Jennifer Carnahan wants to be the new face of the Republican Party of Minnesota

On appearances alone, Jennifer Carnahan's your typical Republican.

On appearances alone, Jennifer Carnahan's your typical Republican. Jennifer Carnahan

Jennifer Carnahan is an unconventionally ambitious rookie politician.

She's the rare moderate conservative who doesn’t hesitate to acknowledge Republicans have an image problem. Carnahan styles herself a quixotic idealist who harkens back to the founding ideals of the Republican Party. For these and other reasons, she's the underdog of underdogs.

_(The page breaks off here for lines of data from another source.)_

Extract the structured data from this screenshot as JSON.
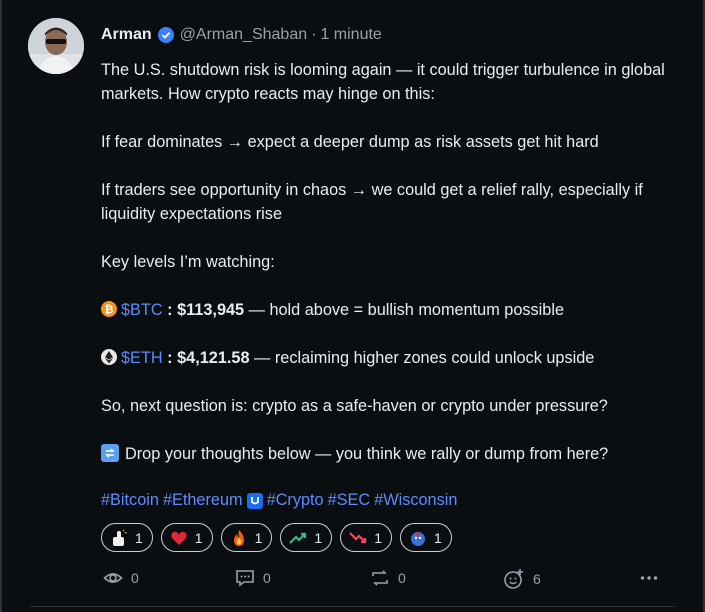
{
  "post": {
    "author": "Arman",
    "handle": "@Arman_Shaban",
    "separator": "·",
    "time": "1 minute",
    "lines": [
      "The U.S. shutdown risk is looming again — it could trigger turbulence in global markets. How crypto reacts may hinge on this:",
      "If fear dominates → expect a deeper dump as risk assets get hit hard",
      "If traders see opportunity in chaos → we could get a relief rally, especially if liquidity expectations rise",
      "Key levels I’m watching:",
      "So, next question is: crypto as a safe-haven or crypto under pressure?",
      "Drop your thoughts below — you think we rally or dump from here?"
    ],
    "levels": [
      {
        "ticker": "$BTC",
        "sep": " : ",
        "price": "$113,945",
        "note": " — hold above = bullish momentum possible"
      },
      {
        "ticker": "$ETH",
        "sep": " : ",
        "price": "$4,121.58",
        "note": " — reclaiming higher zones could unlock upside"
      }
    ],
    "hashtags": [
      "#Bitcoin",
      "#Ethereum",
      "#Crypto",
      "#SEC",
      "#Wisconsin"
    ]
  },
  "reactions": [
    {
      "icon": "thumbs-up-icon",
      "count": "1"
    },
    {
      "icon": "heart-icon",
      "count": "1"
    },
    {
      "icon": "fire-icon",
      "count": "1"
    },
    {
      "icon": "trend-up-icon",
      "count": "1"
    },
    {
      "icon": "trend-down-icon",
      "count": "1"
    },
    {
      "icon": "rocket-icon",
      "count": "1"
    }
  ],
  "actions": {
    "views": "0",
    "comments": "0",
    "reposts": "0",
    "reactions_total": "6"
  },
  "colors": {
    "background": "#0b0e11",
    "text": "#eaecef",
    "muted": "#9aa1ab",
    "link": "#5d8bff",
    "btc": "#f7931a",
    "verified": "#3b82f6"
  }
}
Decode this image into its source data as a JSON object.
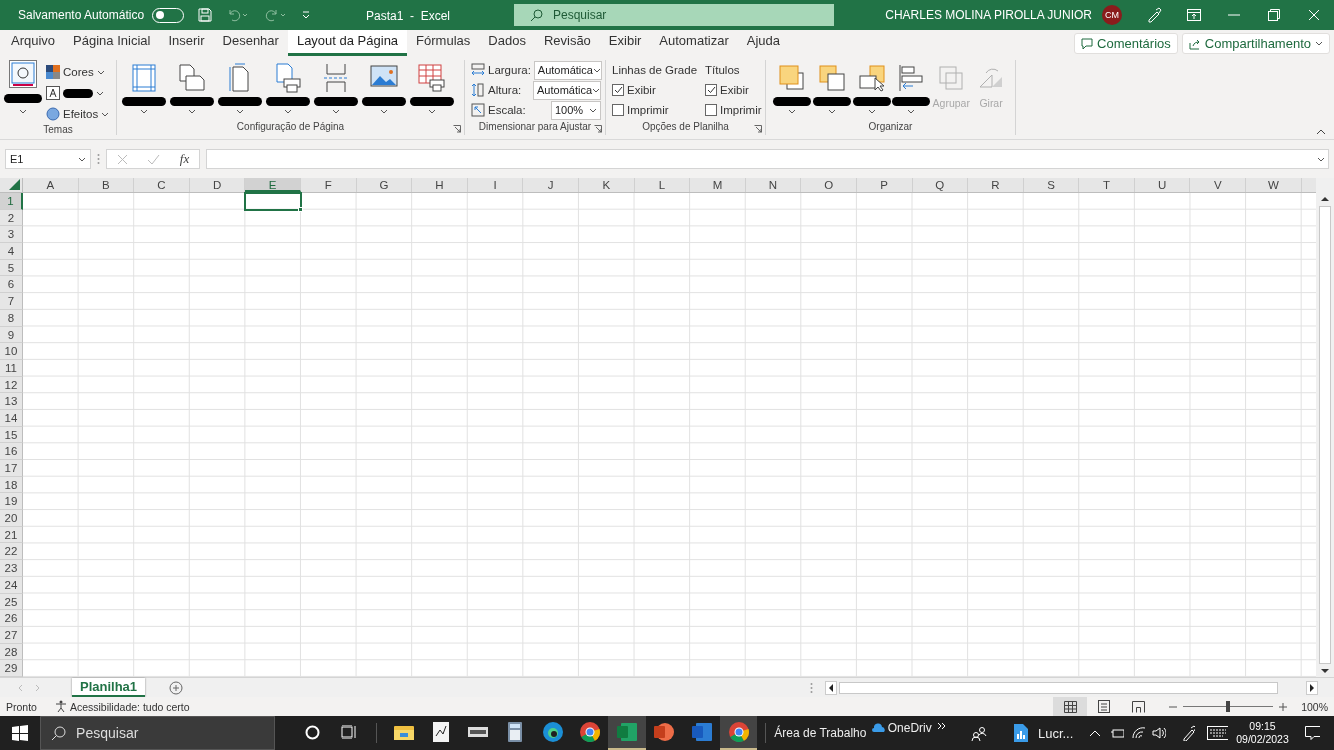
{
  "title_bar": {
    "autosave_label": "Salvamento Automático",
    "autosave_on": false,
    "document_title": "Pasta1  -  Excel",
    "search_placeholder": "Pesquisar",
    "user_name": "CHARLES MOLINA PIROLLA JUNIOR",
    "user_initials": "CM"
  },
  "ribbon_tabs": [
    {
      "label": "Arquivo",
      "selected": false
    },
    {
      "label": "Página Inicial",
      "selected": false
    },
    {
      "label": "Inserir",
      "selected": false
    },
    {
      "label": "Desenhar",
      "selected": false
    },
    {
      "label": "Layout da Página",
      "selected": true
    },
    {
      "label": "Fórmulas",
      "selected": false
    },
    {
      "label": "Dados",
      "selected": false
    },
    {
      "label": "Revisão",
      "selected": false
    },
    {
      "label": "Exibir",
      "selected": false
    },
    {
      "label": "Automatizar",
      "selected": false
    },
    {
      "label": "Ajuda",
      "selected": false
    }
  ],
  "ribbon_actions": {
    "comments": "Comentários",
    "share": "Compartilhamento"
  },
  "themes_group": {
    "label": "Temas",
    "colors": "Cores",
    "effects": "Efeitos"
  },
  "page_setup_group": {
    "label": "Configuração de Página"
  },
  "scale_group": {
    "label": "Dimensionar para Ajustar",
    "rows": [
      {
        "kind": "width",
        "label": "Largura:",
        "value": "Automática"
      },
      {
        "kind": "height",
        "label": "Altura:",
        "value": "Automática"
      },
      {
        "kind": "scale",
        "label": "Escala:",
        "value": "100%"
      }
    ]
  },
  "sheet_options_group": {
    "label": "Opções de Planilha",
    "columns": [
      {
        "title": "Linhas de Grade",
        "view": {
          "label": "Exibir",
          "checked": true
        },
        "print": {
          "label": "Imprimir",
          "checked": false
        }
      },
      {
        "title": "Títulos",
        "view": {
          "label": "Exibir",
          "checked": true
        },
        "print": {
          "label": "Imprimir",
          "checked": false
        }
      }
    ]
  },
  "arrange_group": {
    "label": "Organizar",
    "disabled_buttons": [
      {
        "kind": "group",
        "label": "Agrupar",
        "disabled": true
      },
      {
        "kind": "rotate",
        "label": "Girar",
        "disabled": true
      }
    ]
  },
  "formula_bar": {
    "name_box": "E1",
    "function_label": "fx"
  },
  "columns": [
    {
      "label": "A",
      "selected": false
    },
    {
      "label": "B",
      "selected": false
    },
    {
      "label": "C",
      "selected": false
    },
    {
      "label": "D",
      "selected": false
    },
    {
      "label": "E",
      "selected": true
    },
    {
      "label": "F",
      "selected": false
    },
    {
      "label": "G",
      "selected": false
    },
    {
      "label": "H",
      "selected": false
    },
    {
      "label": "I",
      "selected": false
    },
    {
      "label": "J",
      "selected": false
    },
    {
      "label": "K",
      "selected": false
    },
    {
      "label": "L",
      "selected": false
    },
    {
      "label": "M",
      "selected": false
    },
    {
      "label": "N",
      "selected": false
    },
    {
      "label": "O",
      "selected": false
    },
    {
      "label": "P",
      "selected": false
    },
    {
      "label": "Q",
      "selected": false
    },
    {
      "label": "R",
      "selected": false
    },
    {
      "label": "S",
      "selected": false
    },
    {
      "label": "T",
      "selected": false
    },
    {
      "label": "U",
      "selected": false
    },
    {
      "label": "V",
      "selected": false
    },
    {
      "label": "W",
      "selected": false
    }
  ],
  "rows": [
    {
      "label": "1",
      "selected": true
    },
    {
      "label": "2",
      "selected": false
    },
    {
      "label": "3",
      "selected": false
    },
    {
      "label": "4",
      "selected": false
    },
    {
      "label": "5",
      "selected": false
    },
    {
      "label": "6",
      "selected": false
    },
    {
      "label": "7",
      "selected": false
    },
    {
      "label": "8",
      "selected": false
    },
    {
      "label": "9",
      "selected": false
    },
    {
      "label": "10",
      "selected": false
    },
    {
      "label": "11",
      "selected": false
    },
    {
      "label": "12",
      "selected": false
    },
    {
      "label": "13",
      "selected": false
    },
    {
      "label": "14",
      "selected": false
    },
    {
      "label": "15",
      "selected": false
    },
    {
      "label": "16",
      "selected": false
    },
    {
      "label": "17",
      "selected": false
    },
    {
      "label": "18",
      "selected": false
    },
    {
      "label": "19",
      "selected": false
    },
    {
      "label": "20",
      "selected": false
    },
    {
      "label": "21",
      "selected": false
    },
    {
      "label": "22",
      "selected": false
    },
    {
      "label": "23",
      "selected": false
    },
    {
      "label": "24",
      "selected": false
    },
    {
      "label": "25",
      "selected": false
    },
    {
      "label": "26",
      "selected": false
    },
    {
      "label": "27",
      "selected": false
    },
    {
      "label": "28",
      "selected": false
    },
    {
      "label": "29",
      "selected": false
    }
  ],
  "sheet_tabs": [
    {
      "label": "Planilha1",
      "selected": true
    }
  ],
  "status_bar": {
    "status": "Pronto",
    "accessibility": "Acessibilidade: tudo certo",
    "views": [
      {
        "kind": "normal",
        "selected": true
      },
      {
        "kind": "page_layout",
        "selected": false
      },
      {
        "kind": "page_break",
        "selected": false
      }
    ],
    "zoom": {
      "level": 0.5,
      "reading": "100%"
    }
  },
  "taskbar": {
    "search_placeholder": "Pesquisar",
    "apps": [
      {
        "kind": "explorer",
        "selected": false
      },
      {
        "kind": "ink",
        "selected": false
      },
      {
        "kind": "keyboard",
        "selected": false
      },
      {
        "kind": "calculator",
        "selected": false
      },
      {
        "kind": "edge",
        "selected": false
      },
      {
        "kind": "chrome",
        "selected": false
      },
      {
        "kind": "excel",
        "selected": true
      },
      {
        "kind": "powerpoint",
        "selected": false
      },
      {
        "kind": "word",
        "selected": false
      },
      {
        "kind": "chrome",
        "selected": true
      }
    ],
    "toolbar_label": "Área de Trabalho",
    "onedrive_label": "OneDriv",
    "file_label": "Lucr...",
    "time": "09:15",
    "date": "09/02/2023"
  }
}
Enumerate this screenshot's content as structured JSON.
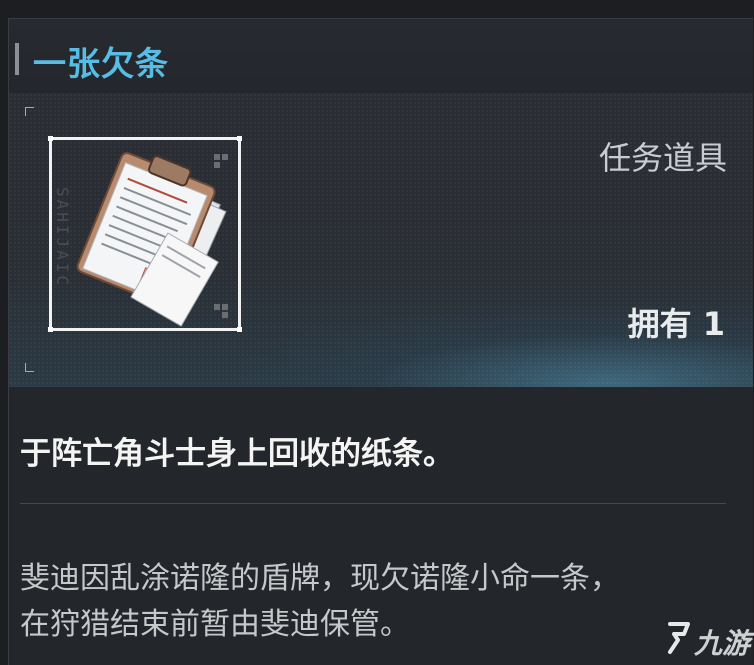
{
  "item": {
    "title": "一张欠条",
    "category": "任务道具",
    "owned": "拥有 1",
    "serial_code": "SAHIJAIC",
    "description": "于阵亡角斗士身上回收的纸条。",
    "lore_lines": [
      "斐迪因乱涂诺隆的盾牌，现欠诺隆小命一条，",
      "在狩猎结束前暂由斐迪保管。"
    ]
  },
  "watermark": {
    "text": "九游",
    "icon": "jiuyou-logo-icon"
  },
  "colors": {
    "title": "#58bde5",
    "accent_stripe": "#6cc8e6",
    "panel_bg": "#23262b"
  }
}
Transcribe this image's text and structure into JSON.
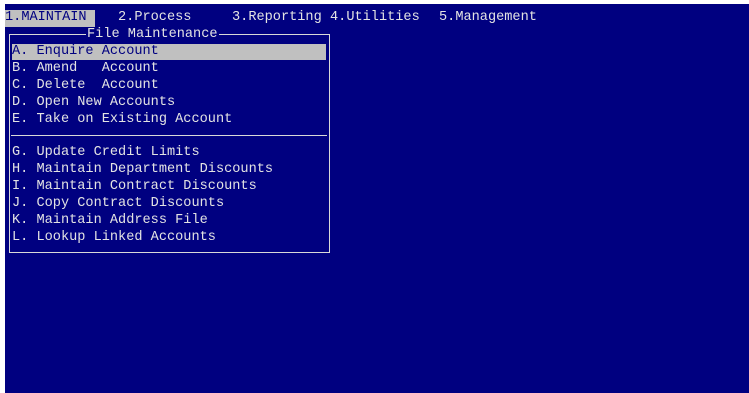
{
  "menu_bar": {
    "items": [
      {
        "label": "1.MAINTAIN ",
        "selected": true
      },
      {
        "label": "2.Process"
      },
      {
        "label": "3.Reporting"
      },
      {
        "label": "4.Utilities"
      },
      {
        "label": "5.Management"
      }
    ]
  },
  "panel": {
    "title": "File Maintenance",
    "group1": [
      {
        "label": "A. Enquire Account",
        "highlighted": true
      },
      {
        "label": "B. Amend   Account"
      },
      {
        "label": "C. Delete  Account"
      },
      {
        "label": "D. Open New Accounts"
      },
      {
        "label": "E. Take on Existing Account"
      }
    ],
    "group2": [
      {
        "label": "G. Update Credit Limits"
      },
      {
        "label": "H. Maintain Department Discounts"
      },
      {
        "label": "I. Maintain Contract Discounts"
      },
      {
        "label": "J. Copy Contract Discounts"
      },
      {
        "label": "K. Maintain Address File"
      },
      {
        "label": "L. Lookup Linked Accounts"
      }
    ]
  },
  "colors": {
    "screen_bg": "#000080",
    "text": "#e3e3e3",
    "highlight_bg": "#c0c0c0",
    "highlight_text": "#000080"
  }
}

Carnahan, 40, was adopted as an infant from South Korea by a Minnesota couple who raised her in Maple Grove. Her career in marketing transversed answering fanmail for the Florida Marlins to general management for McDonald’s, General Mills, Ecolab, and Swarovski, and she now juggles three upscale boutiques.

This past November, she ran as a Republican candidate for the state senate in a strongly DFL district comprising downtown and North Minneapolis.

Carnahan knew she couldn't win, and didn't: DFL Sen. Bobby Joe Champion was comfortably reelected, Carnahan gathering only 22 percent of the vote. But the Republican ran as though victory were always possible, she says, with her team knocking on more than 10,000 doors. She got 1,800 more votes than the last Republican to run for that seat, and outperformed Donald Trump by 56 percent.

The point was to move the needle, learn how to manage a campaign, and gain exposure to voters and within the party. One of those opportunities is opening up soon. Keith Downey's decision to step down as chairman of the Republican Party of Minnesota leaves a leadership vaccuum at the top of the state party. Carnahan is running to succeed him in a party election on April 29.

Carnahan says she’s perfect for the top job because the party’s brand could use a facelift, and she’s not the typical 50-year-old white man who’s usually at the helm.

“I think the perception that’s been created is not the reality of the Republican Party. The Republican Party is not a racist, close-minded, bigoted, anti-woman party,” she says. “I think I could help my party start to break down some of the negative perceptions that people may have, start to make inroads into different groups, whether it be minority groups or people that consider themselves more socially moderate, fiscally conservative.”

There are some who believe she’s getting ahead of herself, trying to cash in too early. In talking to other party members, from the grassroots level to leadership, Carnahan says she’s heard she’s too new to the game, and should wait her turn. She's been encouraged to join the board of the Minnesota Federation of Republican Women for a few years before the party would be open to her. Maybe she'd be ripe for stardom by the time she’s 50 or 60.

Other candidates have better name recognition. There’s Rick Rice, National Republican Committeeman who was just put in charge of the state party's finances, and Chris Fields, MN GOP deputy chair, who is African American and a retired Marine. Both have more experience than Carnahan.

She has no delusions about her chances. But still, it’s irked her to hear other Republicans try to tell her when she would be ready.

“My feedback to all of them is, the reason I’m a Republican is because we don’t believe in telling people when they can achieve something,” Carnahan says. “We always say Democrats are the ones who are trying to hold people back from realizing their potential. Now, if people don’t elect me, that’s fine. But I don’t think I should be told I can’t even try.”